from dark lights, thick letters announcing untaken exits.
I am from dirt, the dying sand under backyard sidewalks,
where carrot tops killed for surface space in the one available crack.
I am from weeds, and the miracle of bulbs
returning to their place of birth. I am from ink, spilling and spilt,
then bursting, like businessmen swarming out of subways.
I am from dinner parties and dirty plates,
from the shades pulled in the living room,
where my great grandmother sat in her black chair peeking out
between soiled Venetian blinds as I emerged
from a powder blue dress, its starched skirt twirling
under its own steam
like a 50s dream.
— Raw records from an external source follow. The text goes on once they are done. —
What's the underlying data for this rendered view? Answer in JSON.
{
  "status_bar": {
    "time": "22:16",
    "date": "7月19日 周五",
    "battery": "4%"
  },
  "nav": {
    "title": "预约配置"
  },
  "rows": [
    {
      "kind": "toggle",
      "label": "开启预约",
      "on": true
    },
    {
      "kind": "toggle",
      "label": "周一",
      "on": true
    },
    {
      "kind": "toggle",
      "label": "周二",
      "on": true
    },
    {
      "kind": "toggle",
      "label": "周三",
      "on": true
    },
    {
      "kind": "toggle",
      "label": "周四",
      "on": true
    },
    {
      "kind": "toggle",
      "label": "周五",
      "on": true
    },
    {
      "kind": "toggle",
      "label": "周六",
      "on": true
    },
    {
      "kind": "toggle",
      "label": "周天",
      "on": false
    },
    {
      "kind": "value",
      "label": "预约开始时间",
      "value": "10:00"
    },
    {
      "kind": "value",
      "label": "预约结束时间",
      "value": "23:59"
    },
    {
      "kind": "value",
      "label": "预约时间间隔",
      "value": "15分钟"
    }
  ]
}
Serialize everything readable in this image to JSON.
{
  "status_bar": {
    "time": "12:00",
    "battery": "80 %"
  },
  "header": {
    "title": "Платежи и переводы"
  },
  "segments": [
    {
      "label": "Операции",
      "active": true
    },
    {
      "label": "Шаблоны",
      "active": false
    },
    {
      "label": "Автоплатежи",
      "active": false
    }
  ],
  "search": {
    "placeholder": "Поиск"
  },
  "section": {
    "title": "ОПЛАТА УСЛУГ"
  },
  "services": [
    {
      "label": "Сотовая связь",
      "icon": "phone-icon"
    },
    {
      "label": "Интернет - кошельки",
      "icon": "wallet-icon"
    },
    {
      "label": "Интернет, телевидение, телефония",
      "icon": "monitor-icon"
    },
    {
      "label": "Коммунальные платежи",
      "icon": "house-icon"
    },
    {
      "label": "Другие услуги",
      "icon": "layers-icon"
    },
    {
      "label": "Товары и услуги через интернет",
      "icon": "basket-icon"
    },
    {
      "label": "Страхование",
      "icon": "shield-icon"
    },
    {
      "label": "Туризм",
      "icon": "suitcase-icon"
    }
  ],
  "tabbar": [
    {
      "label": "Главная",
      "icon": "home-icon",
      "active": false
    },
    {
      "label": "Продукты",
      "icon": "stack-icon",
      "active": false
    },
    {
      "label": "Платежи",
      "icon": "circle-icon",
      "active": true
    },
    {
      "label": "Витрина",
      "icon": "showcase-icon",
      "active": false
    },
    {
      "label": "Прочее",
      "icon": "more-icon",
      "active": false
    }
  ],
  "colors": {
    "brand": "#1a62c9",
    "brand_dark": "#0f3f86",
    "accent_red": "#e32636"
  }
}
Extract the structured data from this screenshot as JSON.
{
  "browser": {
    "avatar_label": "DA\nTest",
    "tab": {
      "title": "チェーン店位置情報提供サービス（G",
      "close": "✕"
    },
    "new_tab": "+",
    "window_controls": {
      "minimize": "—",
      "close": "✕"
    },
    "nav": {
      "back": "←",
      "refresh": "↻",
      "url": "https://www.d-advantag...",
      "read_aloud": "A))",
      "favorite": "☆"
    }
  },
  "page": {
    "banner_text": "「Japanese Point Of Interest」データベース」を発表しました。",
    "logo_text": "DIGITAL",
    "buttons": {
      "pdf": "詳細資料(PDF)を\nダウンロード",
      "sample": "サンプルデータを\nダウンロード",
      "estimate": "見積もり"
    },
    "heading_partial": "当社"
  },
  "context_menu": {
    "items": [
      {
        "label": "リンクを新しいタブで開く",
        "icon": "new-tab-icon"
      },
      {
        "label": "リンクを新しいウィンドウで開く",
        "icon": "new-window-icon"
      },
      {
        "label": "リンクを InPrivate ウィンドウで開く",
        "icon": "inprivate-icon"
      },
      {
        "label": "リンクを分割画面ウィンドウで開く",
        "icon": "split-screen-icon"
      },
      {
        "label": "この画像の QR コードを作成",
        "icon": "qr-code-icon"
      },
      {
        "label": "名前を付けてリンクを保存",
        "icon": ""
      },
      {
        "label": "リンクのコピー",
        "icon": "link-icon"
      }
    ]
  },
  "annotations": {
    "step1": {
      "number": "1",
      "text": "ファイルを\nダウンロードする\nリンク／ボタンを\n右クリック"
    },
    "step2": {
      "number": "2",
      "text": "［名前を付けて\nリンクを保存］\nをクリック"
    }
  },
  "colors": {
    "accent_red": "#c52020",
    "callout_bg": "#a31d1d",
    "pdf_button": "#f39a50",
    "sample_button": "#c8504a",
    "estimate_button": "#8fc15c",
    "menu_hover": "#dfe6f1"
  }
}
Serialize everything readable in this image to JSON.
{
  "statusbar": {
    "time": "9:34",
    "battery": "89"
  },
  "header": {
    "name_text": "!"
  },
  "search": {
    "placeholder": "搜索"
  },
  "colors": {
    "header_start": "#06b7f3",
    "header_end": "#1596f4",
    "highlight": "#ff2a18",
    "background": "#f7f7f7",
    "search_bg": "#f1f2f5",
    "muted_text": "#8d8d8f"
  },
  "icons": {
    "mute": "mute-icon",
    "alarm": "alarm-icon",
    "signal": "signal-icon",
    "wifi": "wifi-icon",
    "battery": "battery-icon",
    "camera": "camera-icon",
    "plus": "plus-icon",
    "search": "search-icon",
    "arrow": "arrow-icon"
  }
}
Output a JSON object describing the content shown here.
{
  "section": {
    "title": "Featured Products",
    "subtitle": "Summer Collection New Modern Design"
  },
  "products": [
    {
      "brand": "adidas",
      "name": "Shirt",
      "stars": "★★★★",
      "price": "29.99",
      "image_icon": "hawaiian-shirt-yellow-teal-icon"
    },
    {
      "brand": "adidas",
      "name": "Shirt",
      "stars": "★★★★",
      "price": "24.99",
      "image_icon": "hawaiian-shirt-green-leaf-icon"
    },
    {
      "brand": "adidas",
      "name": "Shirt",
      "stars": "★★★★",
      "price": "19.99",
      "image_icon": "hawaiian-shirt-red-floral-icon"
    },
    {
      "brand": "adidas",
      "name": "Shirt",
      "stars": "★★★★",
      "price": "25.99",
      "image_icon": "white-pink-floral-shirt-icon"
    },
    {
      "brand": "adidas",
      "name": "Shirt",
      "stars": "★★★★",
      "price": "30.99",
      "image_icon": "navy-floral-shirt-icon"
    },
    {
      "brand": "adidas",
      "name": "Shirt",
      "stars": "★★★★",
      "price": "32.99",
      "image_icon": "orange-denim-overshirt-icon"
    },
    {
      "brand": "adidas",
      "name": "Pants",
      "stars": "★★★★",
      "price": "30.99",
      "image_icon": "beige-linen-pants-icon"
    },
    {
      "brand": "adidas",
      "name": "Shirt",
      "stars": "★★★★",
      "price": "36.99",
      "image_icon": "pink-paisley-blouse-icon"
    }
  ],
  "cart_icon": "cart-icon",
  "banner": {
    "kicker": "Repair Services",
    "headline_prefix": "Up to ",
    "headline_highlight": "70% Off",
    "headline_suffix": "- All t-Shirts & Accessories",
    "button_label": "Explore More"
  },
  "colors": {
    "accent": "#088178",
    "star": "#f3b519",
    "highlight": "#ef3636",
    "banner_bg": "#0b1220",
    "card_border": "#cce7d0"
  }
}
D. Dina Friedman has published widely in literary journals (including Calyx, Bloodroot, Inkwell, Pacific Poetry and Fiction Review, Tsunami, The Sun, Anderbo, San Pedro River Review, Mount Hope, Inkwell, Hurricane Alice) and received two Pushcart Prize nominations for poetry and fiction. She has also published two young adult novels. Escaping Into the Night (Simon and Schuster, 2006) was recognized as a Notable Book for Older Readers by the Association of Jewish Libraries, and a Best Books for Young Adults nominee by the American Library Association. Playing Dad’s Song (Farrar Straus Giroux, 2006) was recognized as a Bank Street College of Education Best Book of 2007.